Instructions for the task: Copy the listing exactly, please, and keep every picture out of it.

_ _ _ _ _

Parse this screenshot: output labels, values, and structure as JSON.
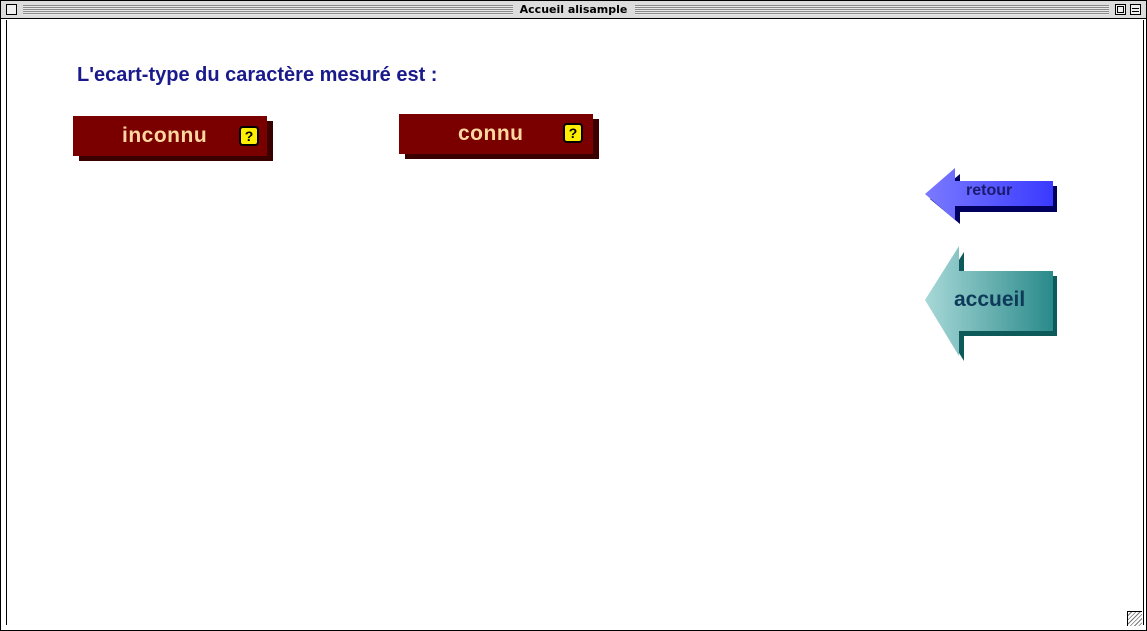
{
  "window": {
    "title": "Accueil alisample"
  },
  "main": {
    "question": "L'ecart-type du caractère mesuré est :",
    "choices": [
      {
        "label": "inconnu",
        "help": "?"
      },
      {
        "label": "connu",
        "help": "?"
      }
    ],
    "nav": {
      "retour_label": "retour",
      "accueil_label": "accueil"
    }
  },
  "colors": {
    "question_text": "#1a1a8c",
    "choice_button": "#7a0000",
    "choice_label": "#ffd7a0",
    "help_icon": "#ffee00",
    "retour_arrow": "#4a4aff",
    "accueil_arrow": "#2a8a8a"
  },
  "icons": {
    "help": "question-mark-icon",
    "retour": "left-arrow-icon",
    "accueil": "left-arrow-icon"
  }
}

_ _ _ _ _

Reply to the task:
Parse this screenshot: output labels, values, and structure as JSON.
{
  "window": {
    "title": "Accueil alisample"
  },
  "main": {
    "question": "L'ecart-type du caractère mesuré est :",
    "choices": [
      {
        "label": "inconnu",
        "help": "?"
      },
      {
        "label": "connu",
        "help": "?"
      }
    ],
    "nav": {
      "retour_label": "retour",
      "accueil_label": "accueil"
    }
  },
  "colors": {
    "question_text": "#1a1a8c",
    "choice_button": "#7a0000",
    "choice_label": "#ffd7a0",
    "help_icon": "#ffee00",
    "retour_arrow": "#4a4aff",
    "accueil_arrow": "#2a8a8a"
  },
  "icons": {
    "help": "question-mark-icon",
    "retour": "left-arrow-icon",
    "accueil": "left-arrow-icon"
  }
}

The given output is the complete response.